- _Available data_
○ ○ ○

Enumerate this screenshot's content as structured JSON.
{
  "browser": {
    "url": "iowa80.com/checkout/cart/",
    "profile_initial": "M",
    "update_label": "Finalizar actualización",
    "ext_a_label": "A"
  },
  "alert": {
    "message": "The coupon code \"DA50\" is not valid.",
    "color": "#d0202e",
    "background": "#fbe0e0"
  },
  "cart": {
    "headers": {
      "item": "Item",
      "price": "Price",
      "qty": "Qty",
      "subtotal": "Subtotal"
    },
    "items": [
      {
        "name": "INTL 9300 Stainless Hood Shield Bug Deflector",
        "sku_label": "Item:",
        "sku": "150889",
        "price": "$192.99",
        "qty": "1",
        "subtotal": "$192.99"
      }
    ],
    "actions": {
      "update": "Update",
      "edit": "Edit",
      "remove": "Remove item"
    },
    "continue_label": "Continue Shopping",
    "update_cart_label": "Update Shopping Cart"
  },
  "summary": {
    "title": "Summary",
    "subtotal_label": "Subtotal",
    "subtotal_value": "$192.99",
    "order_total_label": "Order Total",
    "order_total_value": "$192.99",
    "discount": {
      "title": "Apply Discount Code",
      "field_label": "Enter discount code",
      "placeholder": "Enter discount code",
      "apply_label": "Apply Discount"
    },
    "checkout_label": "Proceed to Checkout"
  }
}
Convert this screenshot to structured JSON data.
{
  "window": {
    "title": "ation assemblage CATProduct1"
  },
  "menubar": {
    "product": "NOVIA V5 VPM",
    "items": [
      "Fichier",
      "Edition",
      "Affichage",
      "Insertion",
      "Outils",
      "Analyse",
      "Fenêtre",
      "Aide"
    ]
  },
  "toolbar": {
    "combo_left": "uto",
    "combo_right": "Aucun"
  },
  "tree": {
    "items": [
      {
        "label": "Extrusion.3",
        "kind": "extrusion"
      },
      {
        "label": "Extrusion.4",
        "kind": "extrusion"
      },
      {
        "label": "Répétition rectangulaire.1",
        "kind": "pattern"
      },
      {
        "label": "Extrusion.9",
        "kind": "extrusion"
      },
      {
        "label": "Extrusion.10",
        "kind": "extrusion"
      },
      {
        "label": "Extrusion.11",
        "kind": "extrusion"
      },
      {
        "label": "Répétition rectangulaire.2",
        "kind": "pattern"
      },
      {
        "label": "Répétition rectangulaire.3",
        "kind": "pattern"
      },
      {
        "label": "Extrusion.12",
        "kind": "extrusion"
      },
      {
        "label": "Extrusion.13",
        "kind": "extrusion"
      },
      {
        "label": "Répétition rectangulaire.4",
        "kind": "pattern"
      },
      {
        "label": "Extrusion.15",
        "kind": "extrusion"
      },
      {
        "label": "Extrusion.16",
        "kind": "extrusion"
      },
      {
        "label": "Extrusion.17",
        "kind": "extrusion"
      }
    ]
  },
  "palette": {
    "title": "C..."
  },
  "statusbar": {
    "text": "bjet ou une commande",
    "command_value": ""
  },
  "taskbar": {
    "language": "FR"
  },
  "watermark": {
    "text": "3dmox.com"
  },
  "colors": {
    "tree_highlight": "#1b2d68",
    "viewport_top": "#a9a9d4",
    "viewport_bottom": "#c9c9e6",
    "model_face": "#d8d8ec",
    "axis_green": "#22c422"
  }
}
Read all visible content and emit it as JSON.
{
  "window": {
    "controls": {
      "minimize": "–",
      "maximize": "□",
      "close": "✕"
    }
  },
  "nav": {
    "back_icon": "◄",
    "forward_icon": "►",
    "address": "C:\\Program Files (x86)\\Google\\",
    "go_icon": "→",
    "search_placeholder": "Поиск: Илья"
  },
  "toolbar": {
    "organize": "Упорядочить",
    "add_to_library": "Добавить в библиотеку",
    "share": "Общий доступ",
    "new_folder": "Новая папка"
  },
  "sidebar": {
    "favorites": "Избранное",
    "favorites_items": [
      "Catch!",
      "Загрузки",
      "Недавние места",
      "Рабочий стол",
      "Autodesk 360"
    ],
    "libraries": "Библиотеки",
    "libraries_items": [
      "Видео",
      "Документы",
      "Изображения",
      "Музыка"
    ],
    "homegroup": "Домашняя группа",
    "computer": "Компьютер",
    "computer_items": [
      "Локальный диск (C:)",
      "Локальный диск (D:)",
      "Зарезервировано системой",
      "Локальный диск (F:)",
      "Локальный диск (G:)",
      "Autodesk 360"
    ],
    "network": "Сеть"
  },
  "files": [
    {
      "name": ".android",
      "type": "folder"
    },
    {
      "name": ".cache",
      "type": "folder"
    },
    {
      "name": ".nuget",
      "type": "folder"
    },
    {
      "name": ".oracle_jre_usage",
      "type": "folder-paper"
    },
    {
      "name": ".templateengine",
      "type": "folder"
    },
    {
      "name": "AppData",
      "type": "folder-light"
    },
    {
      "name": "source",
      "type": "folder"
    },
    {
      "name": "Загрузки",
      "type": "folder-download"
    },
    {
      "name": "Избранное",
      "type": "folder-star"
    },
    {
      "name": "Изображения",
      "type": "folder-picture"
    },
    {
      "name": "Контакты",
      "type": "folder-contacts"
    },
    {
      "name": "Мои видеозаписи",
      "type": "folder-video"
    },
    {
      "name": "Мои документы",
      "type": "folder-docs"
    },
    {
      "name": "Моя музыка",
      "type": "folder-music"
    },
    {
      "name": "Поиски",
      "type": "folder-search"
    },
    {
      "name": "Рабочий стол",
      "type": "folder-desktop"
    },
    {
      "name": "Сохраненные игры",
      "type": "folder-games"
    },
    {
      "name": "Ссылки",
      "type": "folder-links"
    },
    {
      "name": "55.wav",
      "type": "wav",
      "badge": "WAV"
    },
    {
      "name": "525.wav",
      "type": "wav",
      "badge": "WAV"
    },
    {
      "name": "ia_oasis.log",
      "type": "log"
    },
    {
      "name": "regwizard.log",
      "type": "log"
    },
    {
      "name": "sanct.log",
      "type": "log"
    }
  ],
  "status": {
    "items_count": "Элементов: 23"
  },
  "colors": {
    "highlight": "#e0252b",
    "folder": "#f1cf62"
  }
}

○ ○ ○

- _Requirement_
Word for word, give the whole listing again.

- _Output of the task_
Enumerate this screenshot's content as structured JSON.
{
  "browser": {
    "url": "iowa80.com/checkout/cart/",
    "profile_initial": "M",
    "update_label": "Finalizar actualización",
    "ext_a_label": "A"
  },
  "alert": {
    "message": "The coupon code \"DA50\" is not valid.",
    "color": "#d0202e",
    "background": "#fbe0e0"
  },
  "cart": {
    "headers": {
      "item": "Item",
      "price": "Price",
      "qty": "Qty",
      "subtotal": "Subtotal"
    },
    "items": [
      {
        "name": "INTL 9300 Stainless Hood Shield Bug Deflector",
        "sku_label": "Item:",
        "sku": "150889",
        "price": "$192.99",
        "qty": "1",
        "subtotal": "$192.99"
      }
    ],
    "actions": {
      "update": "Update",
      "edit": "Edit",
      "remove": "Remove item"
    },
    "continue_label": "Continue Shopping",
    "update_cart_label": "Update Shopping Cart"
  },
  "summary": {
    "title": "Summary",
    "subtotal_label": "Subtotal",
    "subtotal_value": "$192.99",
    "order_total_label": "Order Total",
    "order_total_value": "$192.99",
    "discount": {
      "title": "Apply Discount Code",
      "field_label": "Enter discount code",
      "placeholder": "Enter discount code",
      "apply_label": "Apply Discount"
    },
    "checkout_label": "Proceed to Checkout"
  }
}
Convert this screenshot to structured JSON data.
{
  "window": {
    "title": "ation assemblage CATProduct1"
  },
  "menubar": {
    "product": "NOVIA V5 VPM",
    "items": [
      "Fichier",
      "Edition",
      "Affichage",
      "Insertion",
      "Outils",
      "Analyse",
      "Fenêtre",
      "Aide"
    ]
  },
  "toolbar": {
    "combo_left": "uto",
    "combo_right": "Aucun"
  },
  "tree": {
    "items": [
      {
        "label": "Extrusion.3",
        "kind": "extrusion"
      },
      {
        "label": "Extrusion.4",
        "kind": "extrusion"
      },
      {
        "label": "Répétition rectangulaire.1",
        "kind": "pattern"
      },
      {
        "label": "Extrusion.9",
        "kind": "extrusion"
      },
      {
        "label": "Extrusion.10",
        "kind": "extrusion"
      },
      {
        "label": "Extrusion.11",
        "kind": "extrusion"
      },
      {
        "label": "Répétition rectangulaire.2",
        "kind": "pattern"
      },
      {
        "label": "Répétition rectangulaire.3",
        "kind": "pattern"
      },
      {
        "label": "Extrusion.12",
        "kind": "extrusion"
      },
      {
        "label": "Extrusion.13",
        "kind": "extrusion"
      },
      {
        "label": "Répétition rectangulaire.4",
        "kind": "pattern"
      },
      {
        "label": "Extrusion.15",
        "kind": "extrusion"
      },
      {
        "label": "Extrusion.16",
        "kind": "extrusion"
      },
      {
        "label": "Extrusion.17",
        "kind": "extrusion"
      }
    ]
  },
  "palette": {
    "title": "C..."
  },
  "statusbar": {
    "text": "bjet ou une commande",
    "command_value": ""
  },
  "taskbar": {
    "language": "FR"
  },
  "watermark": {
    "text": "3dmox.com"
  },
  "colors": {
    "tree_highlight": "#1b2d68",
    "viewport_top": "#a9a9d4",
    "viewport_bottom": "#c9c9e6",
    "model_face": "#d8d8ec",
    "axis_green": "#22c422"
  }
}
Read all visible content and emit it as JSON.
{
  "window": {
    "controls": {
      "minimize": "–",
      "maximize": "□",
      "close": "✕"
    }
  },
  "nav": {
    "back_icon": "◄",
    "forward_icon": "►",
    "address": "C:\\Program Files (x86)\\Google\\",
    "go_icon": "→",
    "search_placeholder": "Поиск: Илья"
  },
  "toolbar": {
    "organize": "Упорядочить",
    "add_to_library": "Добавить в библиотеку",
    "share": "Общий доступ",
    "new_folder": "Новая папка"
  },
  "sidebar": {
    "favorites": "Избранное",
    "favorites_items": [
      "Catch!",
      "Загрузки",
      "Недавние места",
      "Рабочий стол",
      "Autodesk 360"
    ],
    "libraries": "Библиотеки",
    "libraries_items": [
      "Видео",
      "Документы",
      "Изображения",
      "Музыка"
    ],
    "homegroup": "Домашняя группа",
    "computer": "Компьютер",
    "computer_items": [
      "Локальный диск (C:)",
      "Локальный диск (D:)",
      "Зарезервировано системой",
      "Локальный диск (F:)",
      "Локальный диск (G:)",
      "Autodesk 360"
    ],
    "network": "Сеть"
  },
  "files": [
    {
      "name": ".android",
      "type": "folder"
    },
    {
      "name": ".cache",
      "type": "folder"
    },
    {
      "name": ".nuget",
      "type": "folder"
    },
    {
      "name": ".oracle_jre_usage",
      "type": "folder-paper"
    },
    {
      "name": ".templateengine",
      "type": "folder"
    },
    {
      "name": "AppData",
      "type": "folder-light"
    },
    {
      "name": "source",
      "type": "folder"
    },
    {
      "name": "Загрузки",
      "type": "folder-download"
    },
    {
      "name": "Избранное",
      "type": "folder-star"
    },
    {
      "name": "Изображения",
      "type": "folder-picture"
    },
    {
      "name": "Контакты",
      "type": "folder-contacts"
    },
    {
      "name": "Мои видеозаписи",
      "type": "folder-video"
    },
    {
      "name": "Мои документы",
      "type": "folder-docs"
    },
    {
      "name": "Моя музыка",
      "type": "folder-music"
    },
    {
      "name": "Поиски",
      "type": "folder-search"
    },
    {
      "name": "Рабочий стол",
      "type": "folder-desktop"
    },
    {
      "name": "Сохраненные игры",
      "type": "folder-games"
    },
    {
      "name": "Ссылки",
      "type": "folder-links"
    },
    {
      "name": "55.wav",
      "type": "wav",
      "badge": "WAV"
    },
    {
      "name": "525.wav",
      "type": "wav",
      "badge": "WAV"
    },
    {
      "name": "ia_oasis.log",
      "type": "log"
    },
    {
      "name": "regwizard.log",
      "type": "log"
    },
    {
      "name": "sanct.log",
      "type": "log"
    }
  ],
  "status": {
    "items_count": "Элементов: 23"
  },
  "colors": {
    "highlight": "#e0252b",
    "folder": "#f1cf62"
  }
}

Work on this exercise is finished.